A Rare Treat
Walking up the hill to the garage Mike announced that we were in for a rare treat. We’ve had a few days out recently. With the fabulous weather enjoyed this autumn it would have been rude not to. And the destination was somewhere rather pleasant. But I did still wonder what he had in mind.
“Wife is paying for lunch.”
It seems that one of my cards is about to expire and to avoid being struck off as Missing In Action it was time for me to put something through it. “In that case it’ll be a large glass of wine for me today, no being fobbed off with a ‘medium’..”
Knightshayes, nr Tiverton, Devon
And so, after a very pleasant lunch at the Hartnoll Hotel, with (large) glass of Pinot, we continued on to Knightshayes.

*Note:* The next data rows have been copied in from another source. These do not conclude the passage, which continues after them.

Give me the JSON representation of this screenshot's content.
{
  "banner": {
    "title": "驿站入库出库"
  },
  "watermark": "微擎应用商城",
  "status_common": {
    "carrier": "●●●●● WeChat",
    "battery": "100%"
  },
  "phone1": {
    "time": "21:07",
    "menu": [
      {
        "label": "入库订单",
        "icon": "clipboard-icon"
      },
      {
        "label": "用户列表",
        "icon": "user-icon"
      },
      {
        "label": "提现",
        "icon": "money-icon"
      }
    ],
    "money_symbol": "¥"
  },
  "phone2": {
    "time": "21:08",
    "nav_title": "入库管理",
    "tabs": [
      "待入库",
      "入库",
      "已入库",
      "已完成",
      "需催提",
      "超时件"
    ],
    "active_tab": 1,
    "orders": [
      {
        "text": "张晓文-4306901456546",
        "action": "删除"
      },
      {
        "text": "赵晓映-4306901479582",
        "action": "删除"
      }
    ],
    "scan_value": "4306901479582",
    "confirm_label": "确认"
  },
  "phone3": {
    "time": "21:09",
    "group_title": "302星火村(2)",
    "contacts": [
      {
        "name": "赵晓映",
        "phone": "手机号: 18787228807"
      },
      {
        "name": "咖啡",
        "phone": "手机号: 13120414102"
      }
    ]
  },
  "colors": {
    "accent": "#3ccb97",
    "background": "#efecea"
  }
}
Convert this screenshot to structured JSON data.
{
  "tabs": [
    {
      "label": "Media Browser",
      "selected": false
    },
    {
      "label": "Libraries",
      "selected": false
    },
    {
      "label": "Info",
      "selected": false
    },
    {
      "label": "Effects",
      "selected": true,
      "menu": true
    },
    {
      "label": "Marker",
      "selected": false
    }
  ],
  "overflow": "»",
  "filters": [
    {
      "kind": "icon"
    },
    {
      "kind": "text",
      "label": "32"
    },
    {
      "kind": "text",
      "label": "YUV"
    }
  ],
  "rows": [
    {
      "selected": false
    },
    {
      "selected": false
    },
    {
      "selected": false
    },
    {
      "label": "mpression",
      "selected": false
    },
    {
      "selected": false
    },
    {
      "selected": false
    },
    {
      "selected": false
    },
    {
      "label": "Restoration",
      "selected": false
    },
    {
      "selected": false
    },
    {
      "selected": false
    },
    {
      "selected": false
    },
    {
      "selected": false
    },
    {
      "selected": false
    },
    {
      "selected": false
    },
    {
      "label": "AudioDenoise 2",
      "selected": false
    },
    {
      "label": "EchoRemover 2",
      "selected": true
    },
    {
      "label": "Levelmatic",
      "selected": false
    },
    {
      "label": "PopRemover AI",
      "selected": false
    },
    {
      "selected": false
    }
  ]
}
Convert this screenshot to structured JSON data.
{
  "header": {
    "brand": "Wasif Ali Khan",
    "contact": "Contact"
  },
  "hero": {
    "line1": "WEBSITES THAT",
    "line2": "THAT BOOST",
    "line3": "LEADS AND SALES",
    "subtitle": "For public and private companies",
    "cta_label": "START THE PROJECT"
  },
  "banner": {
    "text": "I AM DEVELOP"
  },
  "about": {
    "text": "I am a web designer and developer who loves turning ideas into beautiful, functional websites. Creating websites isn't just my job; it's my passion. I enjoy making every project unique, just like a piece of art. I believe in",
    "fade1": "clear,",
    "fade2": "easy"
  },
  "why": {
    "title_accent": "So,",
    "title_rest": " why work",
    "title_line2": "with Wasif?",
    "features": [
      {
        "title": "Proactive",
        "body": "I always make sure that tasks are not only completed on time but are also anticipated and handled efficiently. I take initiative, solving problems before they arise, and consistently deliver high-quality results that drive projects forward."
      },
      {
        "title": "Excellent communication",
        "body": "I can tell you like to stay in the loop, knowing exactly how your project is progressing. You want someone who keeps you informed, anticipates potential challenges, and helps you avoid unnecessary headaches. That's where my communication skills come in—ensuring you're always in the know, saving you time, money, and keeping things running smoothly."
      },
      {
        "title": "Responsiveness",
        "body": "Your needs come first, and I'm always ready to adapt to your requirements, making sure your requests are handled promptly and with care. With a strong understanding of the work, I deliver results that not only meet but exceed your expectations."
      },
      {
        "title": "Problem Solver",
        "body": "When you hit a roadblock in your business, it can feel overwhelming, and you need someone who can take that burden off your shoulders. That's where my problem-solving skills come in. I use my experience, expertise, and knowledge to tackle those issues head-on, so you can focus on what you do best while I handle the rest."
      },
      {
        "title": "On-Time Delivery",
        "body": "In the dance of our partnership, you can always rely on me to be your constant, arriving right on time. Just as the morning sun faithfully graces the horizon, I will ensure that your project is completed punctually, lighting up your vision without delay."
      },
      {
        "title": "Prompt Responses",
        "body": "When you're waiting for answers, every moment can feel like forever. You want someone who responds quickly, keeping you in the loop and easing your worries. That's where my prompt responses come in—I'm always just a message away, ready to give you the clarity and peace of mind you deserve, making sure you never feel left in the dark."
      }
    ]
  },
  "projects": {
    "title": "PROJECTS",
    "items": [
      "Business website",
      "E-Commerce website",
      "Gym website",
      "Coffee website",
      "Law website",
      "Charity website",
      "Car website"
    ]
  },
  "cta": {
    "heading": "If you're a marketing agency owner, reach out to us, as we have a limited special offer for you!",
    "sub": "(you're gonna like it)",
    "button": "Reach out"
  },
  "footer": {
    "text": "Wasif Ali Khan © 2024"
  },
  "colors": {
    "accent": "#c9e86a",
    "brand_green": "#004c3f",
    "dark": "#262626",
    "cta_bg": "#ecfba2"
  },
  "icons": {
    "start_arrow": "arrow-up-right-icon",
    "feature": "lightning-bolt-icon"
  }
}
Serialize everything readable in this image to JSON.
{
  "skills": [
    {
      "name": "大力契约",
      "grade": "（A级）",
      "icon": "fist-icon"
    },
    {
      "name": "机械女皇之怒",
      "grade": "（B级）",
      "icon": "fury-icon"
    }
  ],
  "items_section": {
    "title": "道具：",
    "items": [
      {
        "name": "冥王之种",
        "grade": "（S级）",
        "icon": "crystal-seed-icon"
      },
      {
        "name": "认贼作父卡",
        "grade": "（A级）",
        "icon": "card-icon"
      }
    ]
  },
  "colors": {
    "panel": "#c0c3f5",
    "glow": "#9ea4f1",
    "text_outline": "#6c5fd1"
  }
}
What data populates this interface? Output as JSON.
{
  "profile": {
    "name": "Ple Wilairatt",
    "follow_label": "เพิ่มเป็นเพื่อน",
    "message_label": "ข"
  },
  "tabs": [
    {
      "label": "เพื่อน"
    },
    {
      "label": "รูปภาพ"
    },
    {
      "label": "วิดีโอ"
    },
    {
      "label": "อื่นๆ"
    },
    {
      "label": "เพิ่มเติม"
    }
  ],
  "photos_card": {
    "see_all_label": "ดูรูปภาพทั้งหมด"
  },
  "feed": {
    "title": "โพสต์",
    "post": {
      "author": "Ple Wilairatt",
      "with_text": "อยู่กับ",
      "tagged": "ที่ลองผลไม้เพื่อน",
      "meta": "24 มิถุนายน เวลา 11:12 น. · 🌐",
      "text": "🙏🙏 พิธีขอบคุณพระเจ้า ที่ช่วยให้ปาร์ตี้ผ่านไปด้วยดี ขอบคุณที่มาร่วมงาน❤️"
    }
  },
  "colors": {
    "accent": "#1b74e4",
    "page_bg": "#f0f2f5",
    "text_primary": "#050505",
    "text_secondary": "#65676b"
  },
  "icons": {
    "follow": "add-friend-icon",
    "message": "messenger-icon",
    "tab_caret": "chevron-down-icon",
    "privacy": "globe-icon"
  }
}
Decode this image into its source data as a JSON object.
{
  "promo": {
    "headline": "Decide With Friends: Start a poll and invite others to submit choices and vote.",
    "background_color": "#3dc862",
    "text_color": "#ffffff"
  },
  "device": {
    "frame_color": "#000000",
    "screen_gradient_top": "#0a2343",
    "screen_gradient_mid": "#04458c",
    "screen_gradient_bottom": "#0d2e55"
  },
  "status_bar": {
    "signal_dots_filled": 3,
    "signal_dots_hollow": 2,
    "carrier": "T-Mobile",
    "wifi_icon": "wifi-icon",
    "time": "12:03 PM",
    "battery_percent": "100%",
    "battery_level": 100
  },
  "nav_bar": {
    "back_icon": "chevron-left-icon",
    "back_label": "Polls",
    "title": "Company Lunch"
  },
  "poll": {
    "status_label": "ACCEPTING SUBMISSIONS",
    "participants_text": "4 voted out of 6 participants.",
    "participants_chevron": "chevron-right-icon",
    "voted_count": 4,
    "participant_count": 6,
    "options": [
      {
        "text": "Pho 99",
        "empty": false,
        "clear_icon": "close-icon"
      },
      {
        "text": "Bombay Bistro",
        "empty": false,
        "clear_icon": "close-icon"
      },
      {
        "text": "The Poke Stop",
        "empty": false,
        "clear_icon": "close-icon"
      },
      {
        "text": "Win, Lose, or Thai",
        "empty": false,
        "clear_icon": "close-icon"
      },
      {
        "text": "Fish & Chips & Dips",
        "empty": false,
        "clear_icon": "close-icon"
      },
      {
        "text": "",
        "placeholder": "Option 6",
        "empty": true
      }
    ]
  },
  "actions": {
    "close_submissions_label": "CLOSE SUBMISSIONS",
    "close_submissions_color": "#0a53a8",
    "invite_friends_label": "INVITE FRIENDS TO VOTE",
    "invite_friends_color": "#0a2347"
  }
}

Sir John Heathcoat and his family moved to Tiverton in 1816, after their lace making business in Loughborough was destroyed. It was Sir John’s grandson, John Heathcoat Amory, who commissioned the building of the house. It was designed by a renowned architect of the day, William Burges. Burges was well known for his eccentricity, demonstrated in the Victorian Gothic masterpiece he created (edited from National Trust website).
No photography is permitted inside.
But it was the gardens that we had mainly come to see
Topiary is a strong feature at Knightshayes. So immaculate was the clipping here that I had to go up and stroke it, just to make sure it was real.
A fox crafted from yew
All around the hedge there are hounds in pursuit, reflecting the Heathcoat Amorys’ passion for countryside sports.
The Pool Garden
Willow sculptures join the topiary today
The formal areas of the garden are surrounded by extensive woodlands. The Garden In The Wood is beautiful and especially inspiring for me as it is exactly what I’d like to achieve at home.
The last member of the family to live in the house was Joyce Wethered, both a respected gardener and a world championship golfer winning the English ladies title four times. Was it she who shared my love of Hydrangea paniculata? There are a number of stunning specimens in the woodland.
Leaves are just starting to turn..
But the highlight of it all must be The Walled Garden
Restored by the Trust in 2001 the four acres within these walls are packed with blooms and vegetables. Specialising in varieties of produce grown in Victorian times, the garden has a vast collection of heritage crops which are now almost extinct.
There’s even a small vineyard
Goosie Lucie, Victoria and Albert, and Tufty
Perfectly positioned on the return journey to the car there’s an extensive Plant Centre. Had I mentioned that to Mike? I can’t remember..
On this occasion no pots fell into my basket.
I couldn’t leave completely empty handed though, could I?